For example, in Minnesota, law enforcement is close to killing prospects for a medical marijuana bill. Support for the measure only stands at 51 percent, according to the latest Minneapolis Star-Tribune poll, one of the lowest poll results on the issue I’ve read lately (opposition to outright legalization sits at 63 percent).

Rep. Carly Melin was frustrated by law enforcement’s refusal to compromise on the bill, a requirement asked for by Gov. Mark Dayton, who agrees about law enforcement’s “legitimate concerns.” Given the bare majority of support she has to work with, Rep. Melin met the police more than halfway and pared away important parts of the bill. She offered to drop the provision allowing patients to grow their own medicine and offered to prohibit smoking of medical marijuana in favor of vaporization.

That didn’t wasn’t enough for Dennis Flaherty of the Minnesota Police and Peace Officers Association, whose group favored only pill and oil forms of medical marijuana.  Flaherty also objected that conditions like post-traumatic stress and intractable pain would be allowed because they present "potential for abuse.” Flaherty’s group instead offered that medical marijuana should be for AIDS, cancer, glaucoma and seizures, and must be limited to high-CBD versions with little to no THC.

Minnesota House Speaker Paul Thissen said it would be unlikely the bill moves forward without a compromise.

Meanwhile, Louisiana Rep. Austin Badon has filed a bill to legalize whole plant medical marijuana. His House Bill 720, however, tightens the restrictions on medical marijuana even more than other recent “no home grow” laws, saying, “We can really control the medical marijuana.”

Only neurologists, oncologists and ophthalmologists who register for a special Louisiana state license would be allowed to recommend cannabis, and their relationship with the patient must be “bona fide,” meaning writing the recommendation cannot be the sole contact with the patient. Louisiana patients would only qualify with terminal cancer, nausea produced by chemotherapy, glaucoma, multiple sclerosis and seizure disorders like epilepsy. There would be just six cultivation centers and 10 dispensaries statewide, which must be licensed pharmacies, limited to dispensing “one month’s supply” of cannabis. And, of course, patients would not be able to cultivate their own medicine.

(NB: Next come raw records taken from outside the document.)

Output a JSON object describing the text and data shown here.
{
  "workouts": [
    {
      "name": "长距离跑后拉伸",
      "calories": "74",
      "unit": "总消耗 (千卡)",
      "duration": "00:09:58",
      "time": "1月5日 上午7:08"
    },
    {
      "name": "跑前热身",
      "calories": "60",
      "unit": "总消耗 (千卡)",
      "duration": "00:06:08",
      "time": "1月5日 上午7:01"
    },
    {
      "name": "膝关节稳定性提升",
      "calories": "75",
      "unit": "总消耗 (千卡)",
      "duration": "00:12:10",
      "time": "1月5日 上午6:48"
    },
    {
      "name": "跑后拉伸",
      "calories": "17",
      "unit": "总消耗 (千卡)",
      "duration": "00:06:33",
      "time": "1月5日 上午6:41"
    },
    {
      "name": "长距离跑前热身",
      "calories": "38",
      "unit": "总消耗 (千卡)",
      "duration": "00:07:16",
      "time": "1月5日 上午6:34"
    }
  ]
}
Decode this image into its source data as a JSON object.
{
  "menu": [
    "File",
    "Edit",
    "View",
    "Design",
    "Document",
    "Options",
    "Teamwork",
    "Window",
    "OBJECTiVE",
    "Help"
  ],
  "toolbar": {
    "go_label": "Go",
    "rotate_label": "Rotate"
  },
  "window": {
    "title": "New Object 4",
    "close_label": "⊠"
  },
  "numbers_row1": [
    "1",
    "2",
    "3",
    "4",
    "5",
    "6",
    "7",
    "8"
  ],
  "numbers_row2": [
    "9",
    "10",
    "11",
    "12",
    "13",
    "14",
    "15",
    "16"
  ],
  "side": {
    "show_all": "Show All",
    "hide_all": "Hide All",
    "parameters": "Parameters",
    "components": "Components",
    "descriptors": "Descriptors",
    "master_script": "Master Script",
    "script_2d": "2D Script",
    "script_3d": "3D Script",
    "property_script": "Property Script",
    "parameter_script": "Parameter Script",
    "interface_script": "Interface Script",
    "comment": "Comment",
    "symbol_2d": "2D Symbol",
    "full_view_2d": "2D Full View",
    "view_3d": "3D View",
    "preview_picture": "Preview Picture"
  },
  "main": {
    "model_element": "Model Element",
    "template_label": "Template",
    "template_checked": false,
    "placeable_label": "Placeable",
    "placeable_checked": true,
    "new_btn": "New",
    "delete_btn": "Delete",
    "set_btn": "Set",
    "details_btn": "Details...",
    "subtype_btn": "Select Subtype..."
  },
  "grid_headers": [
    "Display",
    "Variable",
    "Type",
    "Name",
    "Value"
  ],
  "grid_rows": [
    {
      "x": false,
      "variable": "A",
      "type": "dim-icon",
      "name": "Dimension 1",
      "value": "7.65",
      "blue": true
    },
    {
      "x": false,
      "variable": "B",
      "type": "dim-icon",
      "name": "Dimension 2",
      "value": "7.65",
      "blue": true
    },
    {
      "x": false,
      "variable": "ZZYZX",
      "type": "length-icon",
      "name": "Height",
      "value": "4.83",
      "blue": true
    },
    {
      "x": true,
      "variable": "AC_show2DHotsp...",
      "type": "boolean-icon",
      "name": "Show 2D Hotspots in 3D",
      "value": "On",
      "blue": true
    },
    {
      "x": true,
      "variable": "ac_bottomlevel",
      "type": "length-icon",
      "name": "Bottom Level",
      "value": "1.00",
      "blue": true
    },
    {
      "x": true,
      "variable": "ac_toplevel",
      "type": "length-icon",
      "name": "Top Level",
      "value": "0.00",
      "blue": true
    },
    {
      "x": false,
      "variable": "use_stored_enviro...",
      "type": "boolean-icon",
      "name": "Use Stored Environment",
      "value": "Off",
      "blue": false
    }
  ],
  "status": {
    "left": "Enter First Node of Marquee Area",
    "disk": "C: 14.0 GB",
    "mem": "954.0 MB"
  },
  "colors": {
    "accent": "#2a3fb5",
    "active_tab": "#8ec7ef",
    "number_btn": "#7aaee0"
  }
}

I hope sooner rather than later more states see the success of legalization in Washington and Colorado and realize there is no need to separate cannabis consumers by their health status, for prohibition is the only reason to restrict these medical marijuana laws so severely. The more we solve that problem, the better things will be for patients.